In the 1960s when the exploration was carried out and the mining company came in, the women, the mothers of the land cried out and they were kicked and draged along the beach by the police. The mine was forced down on them without listening to their cries.
ON the 6th of April women [mothers] from around Bovonari and Kerenari just outside of Arawa Township gathered at Mari mari haus lotu in Arawa. The main agenda was all the talk in the media about re-opening Panguna mine. I was invited to film them by Marta the woman who organised the meeting. When I went there I saw Meekamui General Chris Uma standing on the door listening to the meeting.
I asked the ladies if I could take their pictures and they all agreed.
Among them was the women’s representative from Bougainville Tresa Jaitong, who is also the person from the Arawa Landowners Group who used to meet with the pro-mining Panguna landowners association. She told the women that all they talked about during the meetings, which Regional member F Semoso organised, was not about re-opening the mine. They talked more about how to go about it and be organised when the time comes for the bigger meeting with BCL. She stated that the landowners themselves don’t held any meetings, only when F.Semoso called a meeting they came together.

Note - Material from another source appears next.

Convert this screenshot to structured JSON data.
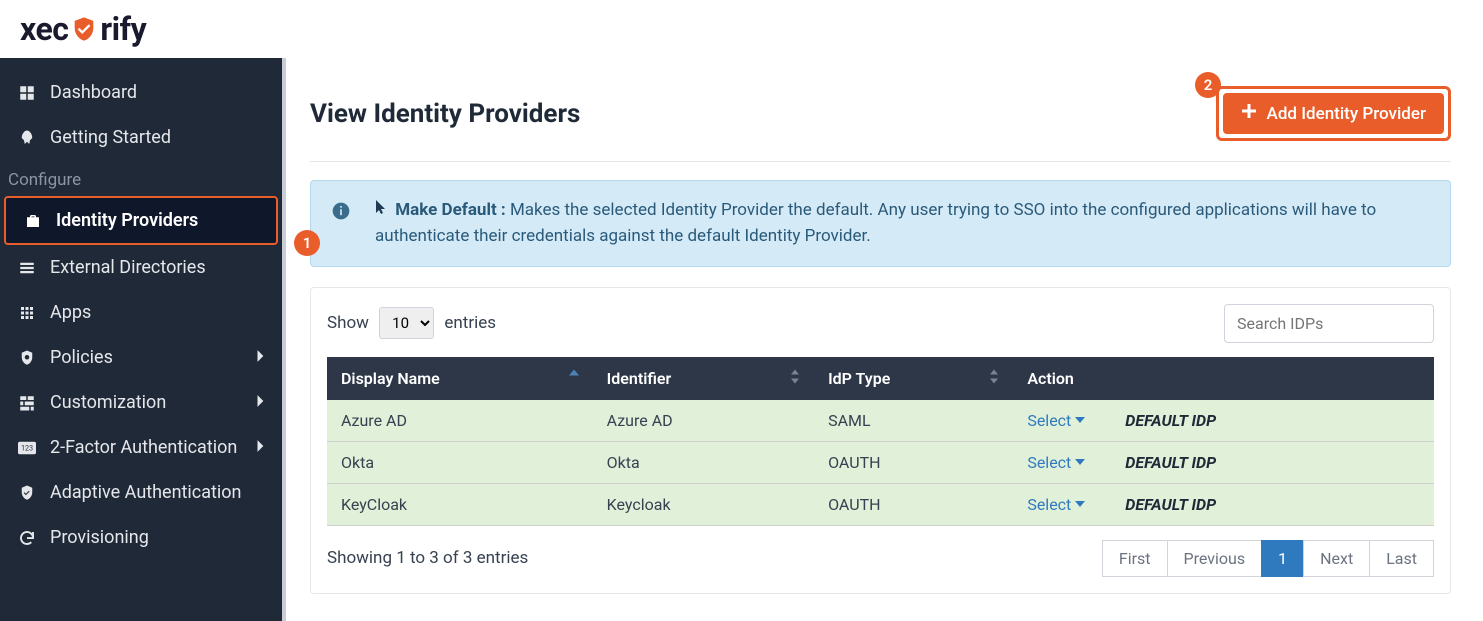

Ms Jaitong mentioned about Papua New Guineans and Westerners, who are coming into Bougainville in numbers, that they created squatter settlements before the war and been a pain in the neck for the Bougainvilleans especially for the women from this two areas. She told the women that they must talk to their respective members in the ABG to put some kind of restrictions as that is one of the factors of the war.
The mothers voice out their concern to Ms Jaitong that the original demand of K10 billion is still standing and they don’t want the re-opening of the mine. We are free and happy now not like before. We live on food from the land not on money, where will we go when the mining destroys our land? One mother says that the BRAs from South, Central and North blood are not paid, so why go for the re-opening of the mine?

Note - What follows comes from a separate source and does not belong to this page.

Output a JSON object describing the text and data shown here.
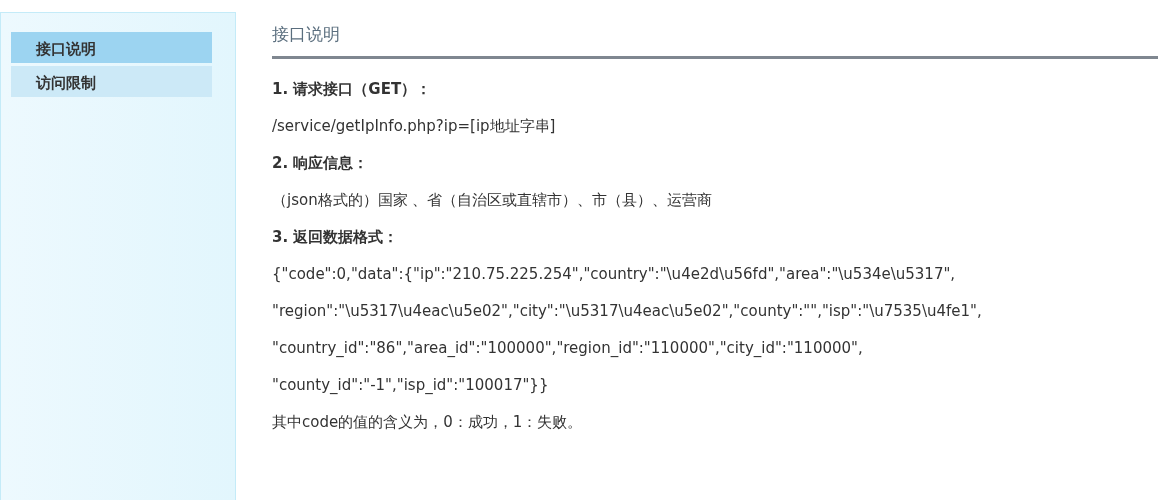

They want their land not mining, and they don’t want the ABG, PNG and BCL to force the mine on them again.
A good thinking Bougainvillean leader should care about land and not money, 99% live from farming on Bougainville.

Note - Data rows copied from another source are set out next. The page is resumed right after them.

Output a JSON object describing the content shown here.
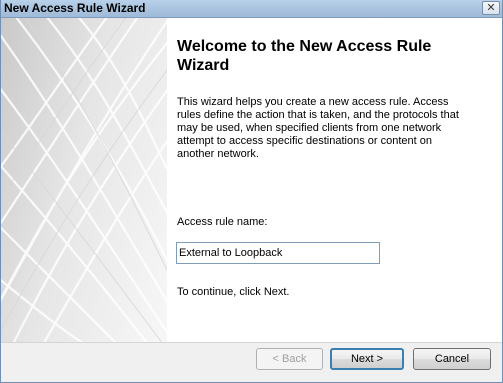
{
  "window": {
    "title": "New Access Rule Wizard",
    "close_glyph": "✕"
  },
  "main": {
    "heading": "Welcome to the New Access Rule Wizard",
    "description": "This wizard helps you create a new access rule. Access rules define the action that is taken, and the protocols that may be used, when specified clients from one network attempt to access specific destinations or content on another network.",
    "rule_name_label": "Access rule name:",
    "rule_name_value": "External to Loopback",
    "continue_text": "To continue, click Next."
  },
  "buttons": {
    "back": "< Back",
    "next": "Next >",
    "cancel": "Cancel"
  }
}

In the end General Uma told them that if they try to re-open the mine with out listening to us, than we will have a job: that is fighting with who ever tries to re-open the mine. This is the last option, but in the long run we don’t want to fight anymore, therefore leaders should talk about other investments rather than Panguna mine.